[EXERCISE DATA]

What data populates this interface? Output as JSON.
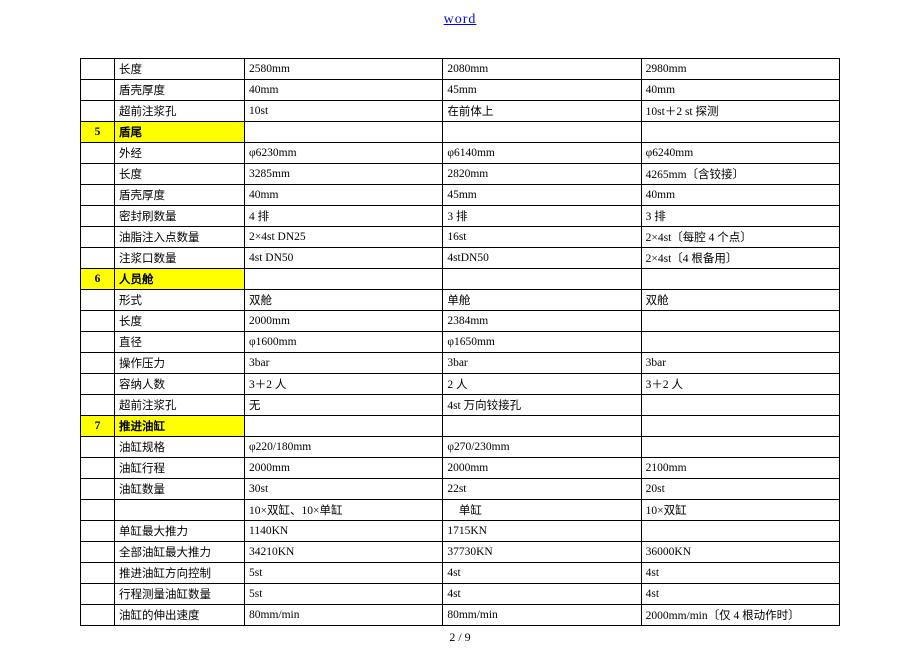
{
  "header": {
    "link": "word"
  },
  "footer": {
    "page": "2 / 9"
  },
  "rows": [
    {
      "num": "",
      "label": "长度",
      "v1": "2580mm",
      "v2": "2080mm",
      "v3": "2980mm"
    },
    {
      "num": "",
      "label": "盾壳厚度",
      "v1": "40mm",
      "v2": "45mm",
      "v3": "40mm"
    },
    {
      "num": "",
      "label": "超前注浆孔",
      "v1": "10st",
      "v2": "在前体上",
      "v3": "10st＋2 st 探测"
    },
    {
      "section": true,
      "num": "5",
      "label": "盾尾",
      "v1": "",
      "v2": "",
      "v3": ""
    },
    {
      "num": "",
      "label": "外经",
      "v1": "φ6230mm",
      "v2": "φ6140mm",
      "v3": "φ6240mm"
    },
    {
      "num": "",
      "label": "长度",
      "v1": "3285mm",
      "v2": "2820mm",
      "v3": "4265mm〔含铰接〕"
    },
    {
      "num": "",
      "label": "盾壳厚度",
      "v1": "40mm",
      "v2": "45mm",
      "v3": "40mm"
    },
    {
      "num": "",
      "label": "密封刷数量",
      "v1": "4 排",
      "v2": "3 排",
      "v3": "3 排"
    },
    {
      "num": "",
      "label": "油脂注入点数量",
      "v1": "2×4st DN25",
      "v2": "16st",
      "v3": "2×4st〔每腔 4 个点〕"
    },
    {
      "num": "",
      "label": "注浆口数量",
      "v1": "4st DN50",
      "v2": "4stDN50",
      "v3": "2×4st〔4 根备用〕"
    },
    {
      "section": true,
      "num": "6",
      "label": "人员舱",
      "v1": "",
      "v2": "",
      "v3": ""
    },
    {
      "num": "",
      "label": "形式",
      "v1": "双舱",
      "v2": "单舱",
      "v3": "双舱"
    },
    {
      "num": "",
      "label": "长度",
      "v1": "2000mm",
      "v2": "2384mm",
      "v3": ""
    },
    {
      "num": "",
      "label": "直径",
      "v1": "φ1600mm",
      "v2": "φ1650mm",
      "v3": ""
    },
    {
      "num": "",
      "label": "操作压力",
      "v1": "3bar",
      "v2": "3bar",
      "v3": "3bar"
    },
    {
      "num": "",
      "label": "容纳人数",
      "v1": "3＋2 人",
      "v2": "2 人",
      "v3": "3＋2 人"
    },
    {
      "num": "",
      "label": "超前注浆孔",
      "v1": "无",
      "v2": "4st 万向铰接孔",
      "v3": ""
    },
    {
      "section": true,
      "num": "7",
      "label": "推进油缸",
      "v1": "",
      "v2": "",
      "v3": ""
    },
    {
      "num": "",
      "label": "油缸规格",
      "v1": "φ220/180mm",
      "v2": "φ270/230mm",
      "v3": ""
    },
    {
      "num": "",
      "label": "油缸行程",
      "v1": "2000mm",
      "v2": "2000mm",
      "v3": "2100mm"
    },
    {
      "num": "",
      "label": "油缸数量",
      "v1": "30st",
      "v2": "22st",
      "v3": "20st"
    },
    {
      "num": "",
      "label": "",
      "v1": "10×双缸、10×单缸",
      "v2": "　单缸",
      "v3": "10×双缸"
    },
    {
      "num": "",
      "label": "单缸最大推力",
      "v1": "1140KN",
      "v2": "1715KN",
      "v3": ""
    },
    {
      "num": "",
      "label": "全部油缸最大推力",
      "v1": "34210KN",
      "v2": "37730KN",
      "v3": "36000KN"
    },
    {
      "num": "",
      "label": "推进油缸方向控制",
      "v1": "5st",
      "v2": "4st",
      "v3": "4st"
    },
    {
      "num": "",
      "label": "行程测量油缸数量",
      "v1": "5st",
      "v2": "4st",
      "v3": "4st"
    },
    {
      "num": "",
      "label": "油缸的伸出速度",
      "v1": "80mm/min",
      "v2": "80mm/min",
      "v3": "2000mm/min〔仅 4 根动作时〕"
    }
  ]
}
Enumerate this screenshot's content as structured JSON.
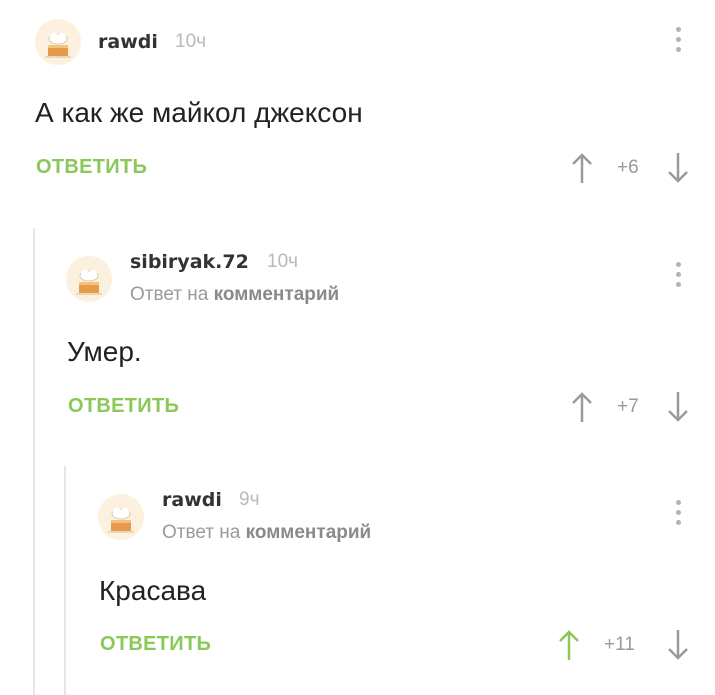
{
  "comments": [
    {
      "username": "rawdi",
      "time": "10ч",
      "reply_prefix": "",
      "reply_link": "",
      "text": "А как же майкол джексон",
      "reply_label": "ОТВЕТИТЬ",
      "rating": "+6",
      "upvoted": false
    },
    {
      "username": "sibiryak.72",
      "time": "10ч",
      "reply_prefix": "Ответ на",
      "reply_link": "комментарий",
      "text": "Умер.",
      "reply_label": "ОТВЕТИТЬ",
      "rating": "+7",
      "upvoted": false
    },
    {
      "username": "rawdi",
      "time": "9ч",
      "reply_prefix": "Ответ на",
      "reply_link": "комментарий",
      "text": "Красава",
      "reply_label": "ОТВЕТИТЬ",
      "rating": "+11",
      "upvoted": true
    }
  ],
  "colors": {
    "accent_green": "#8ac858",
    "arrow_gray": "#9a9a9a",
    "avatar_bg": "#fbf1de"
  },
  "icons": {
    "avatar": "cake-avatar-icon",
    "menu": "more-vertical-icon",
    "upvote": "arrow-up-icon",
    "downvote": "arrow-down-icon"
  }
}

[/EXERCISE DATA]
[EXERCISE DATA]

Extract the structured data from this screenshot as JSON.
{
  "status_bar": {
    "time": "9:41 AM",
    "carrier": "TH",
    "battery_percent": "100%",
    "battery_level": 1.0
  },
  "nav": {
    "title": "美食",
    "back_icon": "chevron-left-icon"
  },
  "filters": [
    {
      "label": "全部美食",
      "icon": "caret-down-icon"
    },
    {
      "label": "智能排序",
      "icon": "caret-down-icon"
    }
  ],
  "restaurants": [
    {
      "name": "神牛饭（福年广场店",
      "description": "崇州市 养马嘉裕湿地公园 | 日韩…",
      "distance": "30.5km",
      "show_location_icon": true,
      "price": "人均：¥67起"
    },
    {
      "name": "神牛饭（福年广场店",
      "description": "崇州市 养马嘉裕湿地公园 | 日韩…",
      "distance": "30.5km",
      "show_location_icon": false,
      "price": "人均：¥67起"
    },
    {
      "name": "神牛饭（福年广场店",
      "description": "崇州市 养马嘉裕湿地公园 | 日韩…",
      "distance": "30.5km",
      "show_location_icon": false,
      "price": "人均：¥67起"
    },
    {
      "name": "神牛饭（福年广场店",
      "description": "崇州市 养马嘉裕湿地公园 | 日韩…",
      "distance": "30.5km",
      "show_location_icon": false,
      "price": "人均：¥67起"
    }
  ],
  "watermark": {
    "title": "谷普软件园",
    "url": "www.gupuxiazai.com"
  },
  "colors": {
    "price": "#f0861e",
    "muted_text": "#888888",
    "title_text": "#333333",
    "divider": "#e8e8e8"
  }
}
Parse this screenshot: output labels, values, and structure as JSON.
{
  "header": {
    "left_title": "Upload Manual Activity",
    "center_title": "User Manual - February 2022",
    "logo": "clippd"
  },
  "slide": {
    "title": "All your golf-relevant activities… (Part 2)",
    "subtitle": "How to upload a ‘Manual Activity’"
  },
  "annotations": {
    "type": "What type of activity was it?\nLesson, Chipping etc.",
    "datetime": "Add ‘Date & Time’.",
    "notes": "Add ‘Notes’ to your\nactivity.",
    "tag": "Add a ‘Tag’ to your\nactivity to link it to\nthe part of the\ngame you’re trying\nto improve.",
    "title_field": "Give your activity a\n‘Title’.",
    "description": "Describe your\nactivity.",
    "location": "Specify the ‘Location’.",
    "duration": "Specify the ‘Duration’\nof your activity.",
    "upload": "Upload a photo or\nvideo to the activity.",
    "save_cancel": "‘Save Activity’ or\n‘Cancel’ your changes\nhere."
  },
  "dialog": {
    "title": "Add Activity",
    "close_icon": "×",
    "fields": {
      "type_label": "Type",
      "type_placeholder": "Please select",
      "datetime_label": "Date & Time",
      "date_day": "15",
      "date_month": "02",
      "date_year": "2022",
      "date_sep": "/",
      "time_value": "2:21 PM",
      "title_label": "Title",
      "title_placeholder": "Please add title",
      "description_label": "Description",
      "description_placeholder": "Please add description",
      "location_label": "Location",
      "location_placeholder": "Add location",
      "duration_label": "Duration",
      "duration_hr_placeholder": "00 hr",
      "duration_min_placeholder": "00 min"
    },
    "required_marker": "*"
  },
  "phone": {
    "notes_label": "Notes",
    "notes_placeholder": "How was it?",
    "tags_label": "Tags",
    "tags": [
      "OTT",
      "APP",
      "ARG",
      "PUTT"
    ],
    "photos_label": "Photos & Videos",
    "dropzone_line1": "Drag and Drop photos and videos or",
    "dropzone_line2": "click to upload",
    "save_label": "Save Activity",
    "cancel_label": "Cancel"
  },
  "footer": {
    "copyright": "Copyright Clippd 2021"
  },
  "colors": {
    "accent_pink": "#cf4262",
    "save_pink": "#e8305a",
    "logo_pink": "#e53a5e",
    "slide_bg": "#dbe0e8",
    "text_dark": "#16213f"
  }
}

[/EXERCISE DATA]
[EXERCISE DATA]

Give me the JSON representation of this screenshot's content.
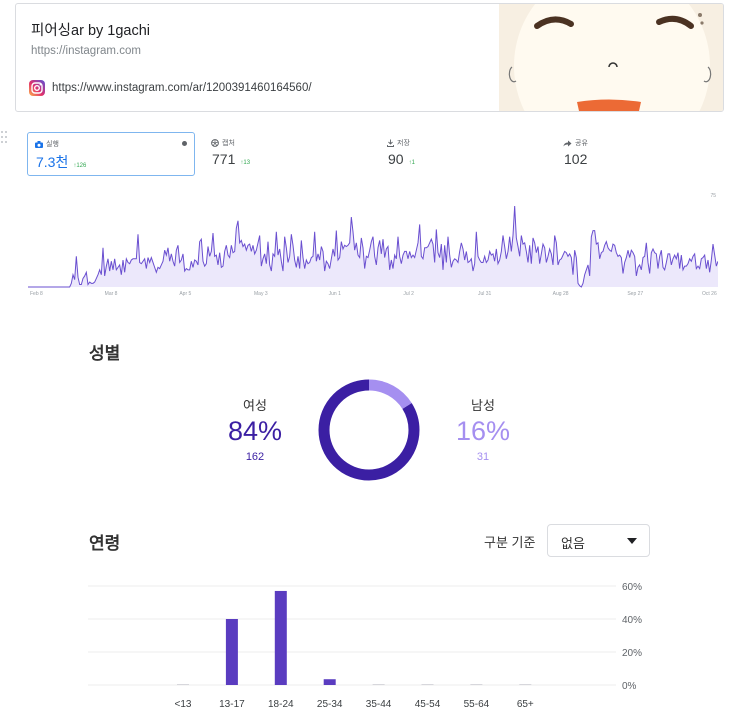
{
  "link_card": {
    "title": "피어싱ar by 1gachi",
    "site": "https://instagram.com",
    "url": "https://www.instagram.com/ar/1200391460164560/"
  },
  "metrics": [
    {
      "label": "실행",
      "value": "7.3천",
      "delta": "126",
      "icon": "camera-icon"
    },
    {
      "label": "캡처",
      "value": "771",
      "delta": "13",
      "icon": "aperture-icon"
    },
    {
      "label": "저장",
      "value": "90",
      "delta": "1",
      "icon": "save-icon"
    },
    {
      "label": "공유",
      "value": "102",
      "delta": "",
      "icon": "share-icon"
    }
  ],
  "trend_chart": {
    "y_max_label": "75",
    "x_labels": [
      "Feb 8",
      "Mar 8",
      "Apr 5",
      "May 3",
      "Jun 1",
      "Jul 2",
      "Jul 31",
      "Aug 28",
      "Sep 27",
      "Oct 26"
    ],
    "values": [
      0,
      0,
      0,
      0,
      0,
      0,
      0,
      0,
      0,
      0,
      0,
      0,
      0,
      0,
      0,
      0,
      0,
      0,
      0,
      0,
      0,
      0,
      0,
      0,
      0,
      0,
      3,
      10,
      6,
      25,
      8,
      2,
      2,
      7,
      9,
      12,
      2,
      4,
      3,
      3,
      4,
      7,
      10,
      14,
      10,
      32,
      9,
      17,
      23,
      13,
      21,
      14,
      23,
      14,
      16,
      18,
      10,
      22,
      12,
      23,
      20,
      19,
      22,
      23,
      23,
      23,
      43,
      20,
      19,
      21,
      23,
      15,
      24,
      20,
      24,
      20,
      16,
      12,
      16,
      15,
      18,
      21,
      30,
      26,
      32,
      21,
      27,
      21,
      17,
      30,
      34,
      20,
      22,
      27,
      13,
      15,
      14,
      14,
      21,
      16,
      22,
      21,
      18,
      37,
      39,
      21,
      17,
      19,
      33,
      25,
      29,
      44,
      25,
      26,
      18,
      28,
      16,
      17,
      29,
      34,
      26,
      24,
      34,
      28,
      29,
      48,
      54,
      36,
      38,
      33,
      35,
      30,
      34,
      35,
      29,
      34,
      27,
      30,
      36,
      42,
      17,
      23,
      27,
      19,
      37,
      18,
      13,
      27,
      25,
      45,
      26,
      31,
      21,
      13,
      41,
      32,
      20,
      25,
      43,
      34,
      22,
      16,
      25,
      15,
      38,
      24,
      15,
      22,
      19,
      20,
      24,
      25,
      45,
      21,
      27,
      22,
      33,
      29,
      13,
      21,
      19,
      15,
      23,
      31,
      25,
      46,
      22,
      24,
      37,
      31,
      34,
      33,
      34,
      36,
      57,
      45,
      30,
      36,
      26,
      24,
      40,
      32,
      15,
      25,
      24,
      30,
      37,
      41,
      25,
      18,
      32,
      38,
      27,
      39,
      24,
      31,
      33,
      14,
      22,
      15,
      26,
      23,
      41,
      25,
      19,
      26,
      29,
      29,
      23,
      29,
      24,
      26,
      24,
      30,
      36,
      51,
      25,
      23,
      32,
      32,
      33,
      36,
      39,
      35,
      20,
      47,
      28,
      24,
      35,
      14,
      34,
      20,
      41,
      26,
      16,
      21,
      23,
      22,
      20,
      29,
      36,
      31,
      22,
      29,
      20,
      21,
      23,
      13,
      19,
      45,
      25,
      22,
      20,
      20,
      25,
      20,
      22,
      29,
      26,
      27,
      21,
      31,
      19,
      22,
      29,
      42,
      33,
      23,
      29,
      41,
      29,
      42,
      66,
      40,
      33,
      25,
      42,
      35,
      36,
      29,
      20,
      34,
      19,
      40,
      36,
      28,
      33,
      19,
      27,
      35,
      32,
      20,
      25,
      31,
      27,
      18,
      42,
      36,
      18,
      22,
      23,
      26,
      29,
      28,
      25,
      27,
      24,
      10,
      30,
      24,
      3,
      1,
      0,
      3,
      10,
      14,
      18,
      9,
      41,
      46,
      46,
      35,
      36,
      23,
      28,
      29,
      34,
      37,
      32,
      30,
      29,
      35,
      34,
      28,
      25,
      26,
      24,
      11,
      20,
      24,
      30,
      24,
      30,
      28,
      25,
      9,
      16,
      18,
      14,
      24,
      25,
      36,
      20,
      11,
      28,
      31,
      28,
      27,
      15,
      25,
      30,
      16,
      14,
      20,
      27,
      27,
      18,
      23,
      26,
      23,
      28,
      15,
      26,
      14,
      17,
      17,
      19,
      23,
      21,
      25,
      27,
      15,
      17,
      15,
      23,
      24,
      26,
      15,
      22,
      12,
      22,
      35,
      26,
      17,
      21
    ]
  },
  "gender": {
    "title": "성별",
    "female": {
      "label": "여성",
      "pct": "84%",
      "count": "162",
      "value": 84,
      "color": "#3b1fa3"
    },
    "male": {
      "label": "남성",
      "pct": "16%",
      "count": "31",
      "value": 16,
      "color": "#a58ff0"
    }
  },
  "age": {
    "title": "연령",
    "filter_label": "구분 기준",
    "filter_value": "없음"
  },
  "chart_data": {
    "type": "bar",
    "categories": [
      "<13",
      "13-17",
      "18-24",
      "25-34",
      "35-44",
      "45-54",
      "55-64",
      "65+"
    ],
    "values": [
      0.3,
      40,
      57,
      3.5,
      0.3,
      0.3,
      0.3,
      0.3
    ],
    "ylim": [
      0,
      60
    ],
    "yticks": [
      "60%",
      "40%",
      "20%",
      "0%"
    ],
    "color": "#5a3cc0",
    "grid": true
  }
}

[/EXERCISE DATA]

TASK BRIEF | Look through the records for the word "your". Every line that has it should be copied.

ANSWER SECTION |
    "title": "All your golf-relevant activities… (Part 2)",
    "notes": "Add ‘Notes’ to your\nactivity.",
    "tag": "Add a ‘Tag’ to your\nactivity to link it to\nthe part of the\ngame you’re trying\nto improve.",
    "title_field": "Give your activity a\n‘Title’.",
    "description": "Describe your\nactivity.",
    "duration": "Specify the ‘Duration’\nof your activity.",
    "save_cancel": "‘Save Activity’ or\n‘Cancel’ your changes\nhere."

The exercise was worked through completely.